* Task details:
Return each line of the records holding the string "true".
═════ Record excerpts
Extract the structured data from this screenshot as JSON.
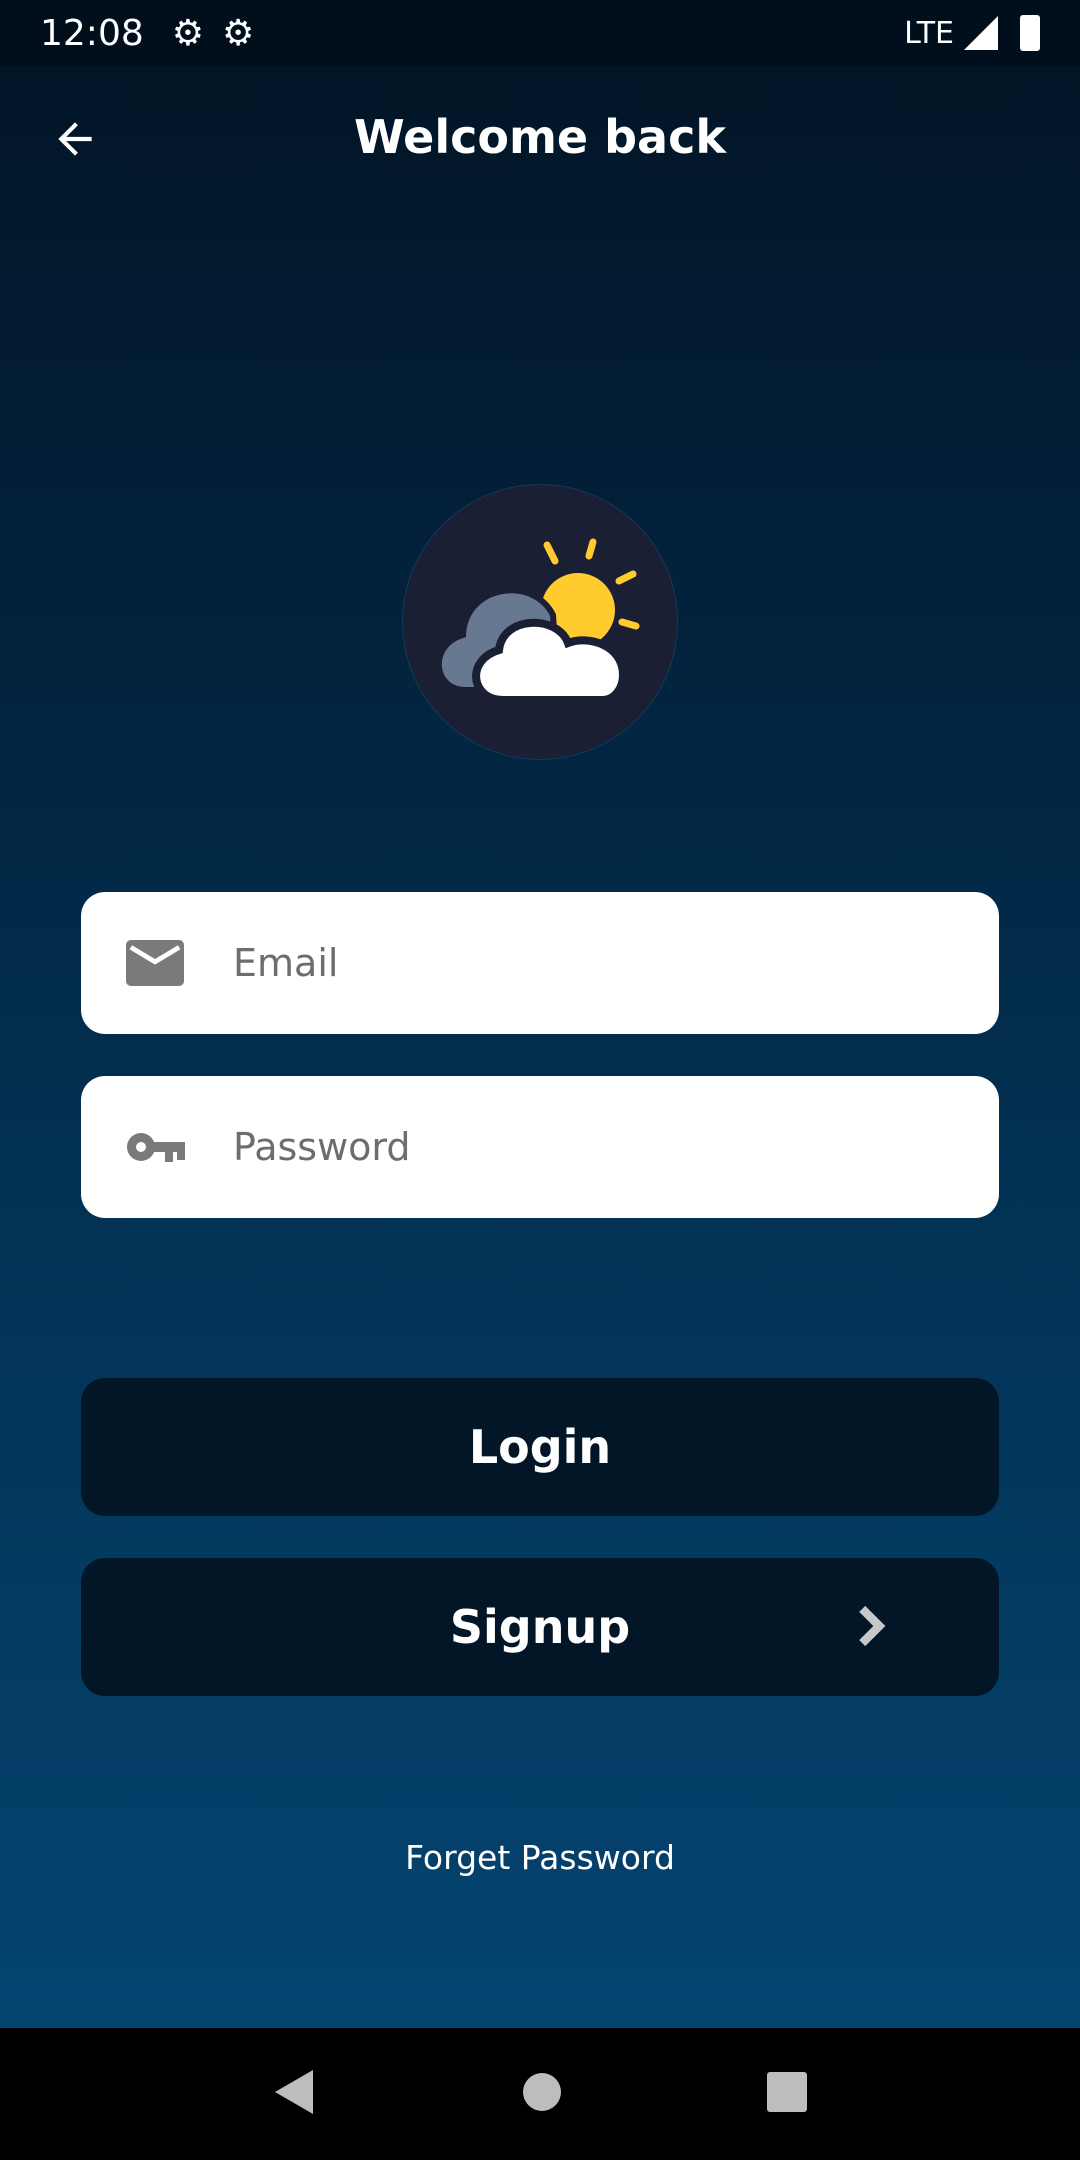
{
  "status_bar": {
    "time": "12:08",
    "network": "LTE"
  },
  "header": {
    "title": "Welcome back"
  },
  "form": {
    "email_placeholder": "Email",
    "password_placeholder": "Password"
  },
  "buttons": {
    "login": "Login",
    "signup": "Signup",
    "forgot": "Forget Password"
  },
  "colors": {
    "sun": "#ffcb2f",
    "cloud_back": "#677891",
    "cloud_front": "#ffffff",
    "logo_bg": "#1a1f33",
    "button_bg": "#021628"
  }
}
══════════
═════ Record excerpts
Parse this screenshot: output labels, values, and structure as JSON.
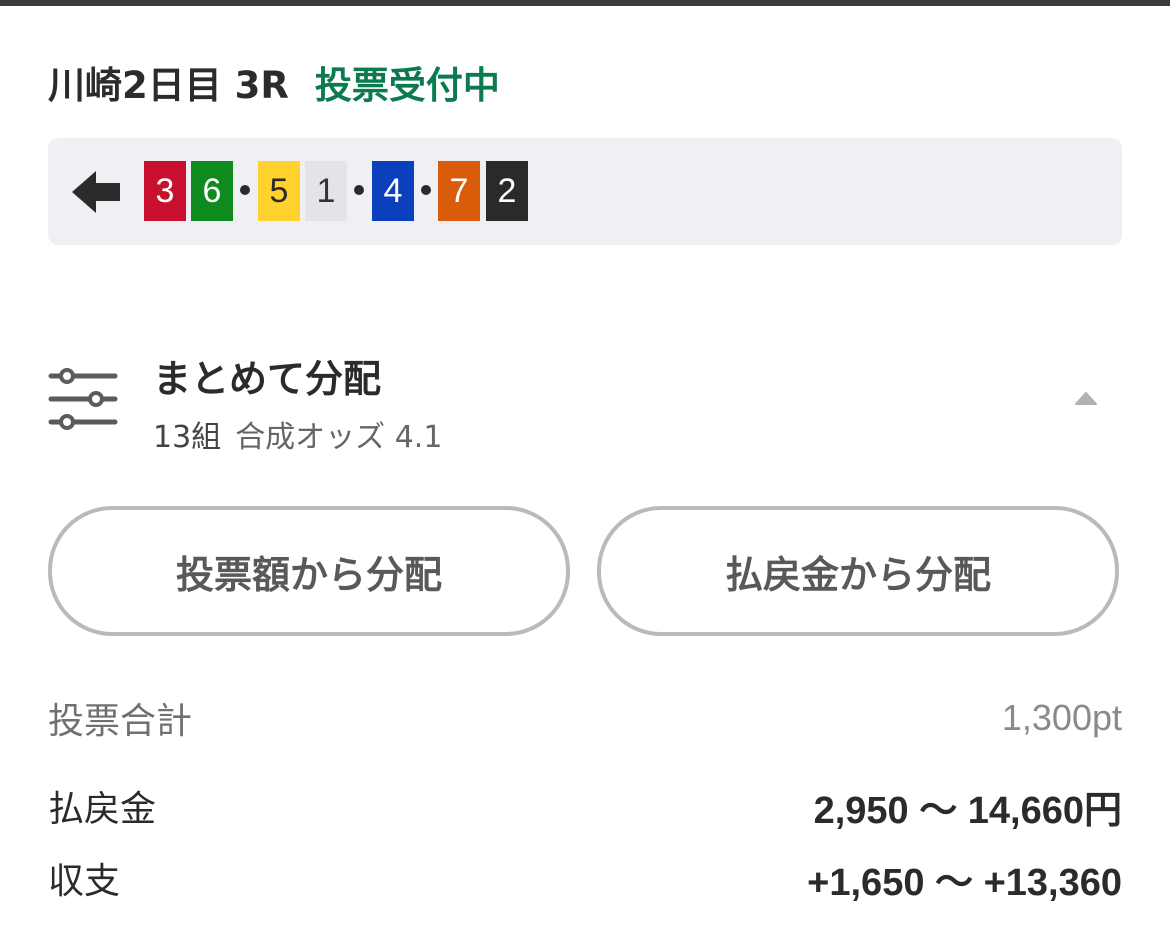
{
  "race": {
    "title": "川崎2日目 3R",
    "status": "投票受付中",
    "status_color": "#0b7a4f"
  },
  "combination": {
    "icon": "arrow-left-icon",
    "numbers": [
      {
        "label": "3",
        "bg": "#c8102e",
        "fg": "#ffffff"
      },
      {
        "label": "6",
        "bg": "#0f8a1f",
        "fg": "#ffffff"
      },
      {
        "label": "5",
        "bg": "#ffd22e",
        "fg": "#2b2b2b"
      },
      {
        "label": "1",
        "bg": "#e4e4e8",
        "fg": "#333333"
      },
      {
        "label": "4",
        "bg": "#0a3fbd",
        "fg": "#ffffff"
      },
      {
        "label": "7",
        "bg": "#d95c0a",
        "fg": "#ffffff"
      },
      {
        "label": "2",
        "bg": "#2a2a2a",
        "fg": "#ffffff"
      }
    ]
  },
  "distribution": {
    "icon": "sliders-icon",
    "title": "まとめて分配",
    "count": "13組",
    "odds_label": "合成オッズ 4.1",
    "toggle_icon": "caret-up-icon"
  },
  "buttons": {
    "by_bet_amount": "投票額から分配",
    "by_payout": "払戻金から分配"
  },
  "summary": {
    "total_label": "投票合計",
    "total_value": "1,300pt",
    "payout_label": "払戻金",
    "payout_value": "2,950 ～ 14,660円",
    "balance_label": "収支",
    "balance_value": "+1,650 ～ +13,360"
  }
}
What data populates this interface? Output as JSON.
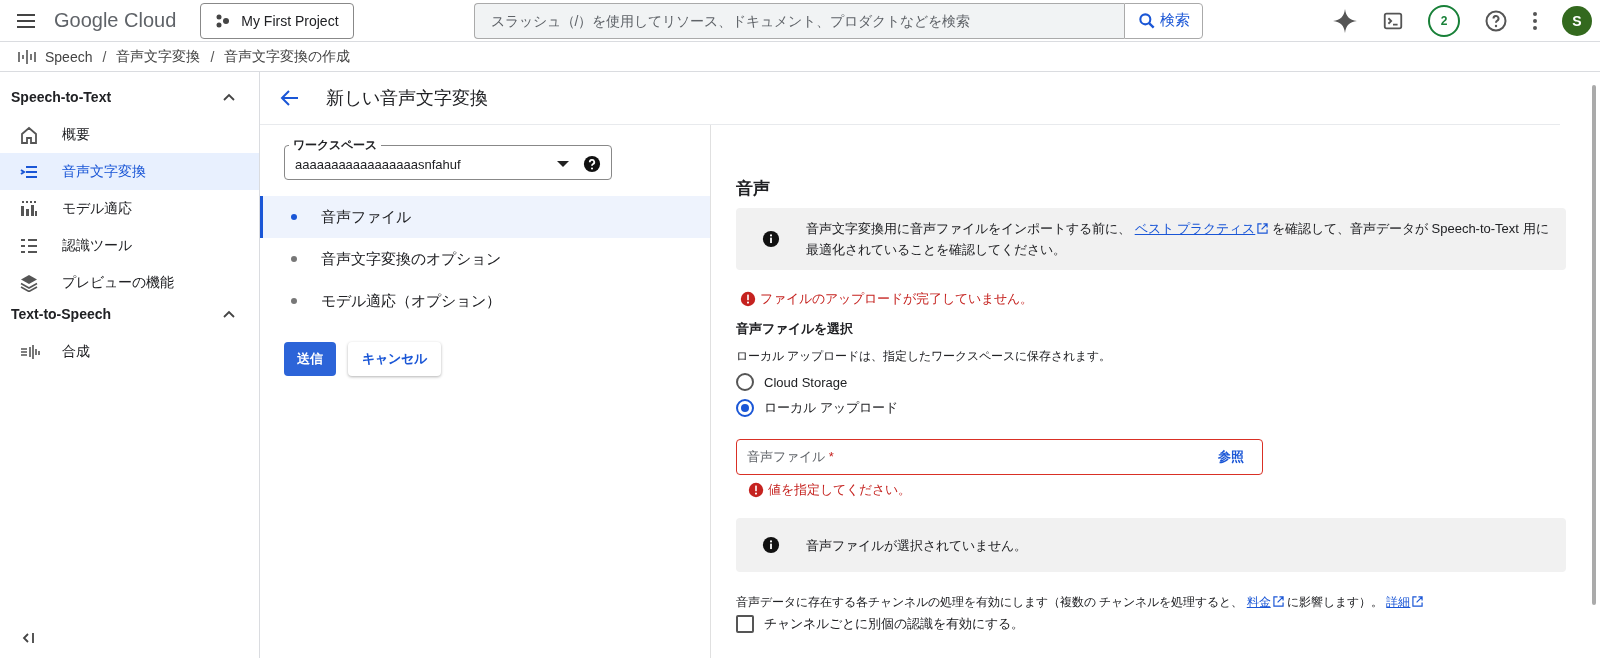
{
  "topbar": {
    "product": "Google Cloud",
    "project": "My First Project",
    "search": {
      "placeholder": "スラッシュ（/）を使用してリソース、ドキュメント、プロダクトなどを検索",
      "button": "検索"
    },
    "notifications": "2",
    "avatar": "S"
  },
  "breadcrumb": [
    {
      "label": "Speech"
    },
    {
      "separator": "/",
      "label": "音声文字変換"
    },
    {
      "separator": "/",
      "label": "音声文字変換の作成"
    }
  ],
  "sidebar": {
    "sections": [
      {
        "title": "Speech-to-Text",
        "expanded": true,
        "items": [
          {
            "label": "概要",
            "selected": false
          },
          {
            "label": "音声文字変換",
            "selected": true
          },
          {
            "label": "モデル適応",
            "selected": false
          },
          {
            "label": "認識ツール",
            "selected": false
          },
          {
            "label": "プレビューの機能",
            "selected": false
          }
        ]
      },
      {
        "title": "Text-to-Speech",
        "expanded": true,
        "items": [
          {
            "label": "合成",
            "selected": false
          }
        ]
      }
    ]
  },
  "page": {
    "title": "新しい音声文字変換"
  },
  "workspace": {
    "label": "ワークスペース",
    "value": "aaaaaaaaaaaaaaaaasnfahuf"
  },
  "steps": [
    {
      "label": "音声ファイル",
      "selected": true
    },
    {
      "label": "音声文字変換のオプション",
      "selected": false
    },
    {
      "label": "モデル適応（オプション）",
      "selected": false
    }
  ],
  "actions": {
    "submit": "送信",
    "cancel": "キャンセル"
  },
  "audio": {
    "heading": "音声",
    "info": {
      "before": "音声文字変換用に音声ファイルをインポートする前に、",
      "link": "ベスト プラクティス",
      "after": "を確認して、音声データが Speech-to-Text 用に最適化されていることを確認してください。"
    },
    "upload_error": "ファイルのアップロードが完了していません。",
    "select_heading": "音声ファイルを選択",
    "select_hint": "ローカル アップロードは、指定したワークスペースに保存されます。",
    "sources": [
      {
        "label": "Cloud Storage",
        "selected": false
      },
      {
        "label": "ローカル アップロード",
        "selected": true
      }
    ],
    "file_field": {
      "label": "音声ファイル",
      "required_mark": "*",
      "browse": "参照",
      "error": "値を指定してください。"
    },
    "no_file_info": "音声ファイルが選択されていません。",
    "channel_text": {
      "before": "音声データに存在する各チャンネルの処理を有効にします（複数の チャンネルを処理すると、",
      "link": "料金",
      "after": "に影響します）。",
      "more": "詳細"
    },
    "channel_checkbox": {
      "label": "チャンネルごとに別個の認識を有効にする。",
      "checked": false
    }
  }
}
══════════
* Exercise answer:
        "expanded": true,
            "selected": true
        "expanded": true,
      "selected": true
        "selected": true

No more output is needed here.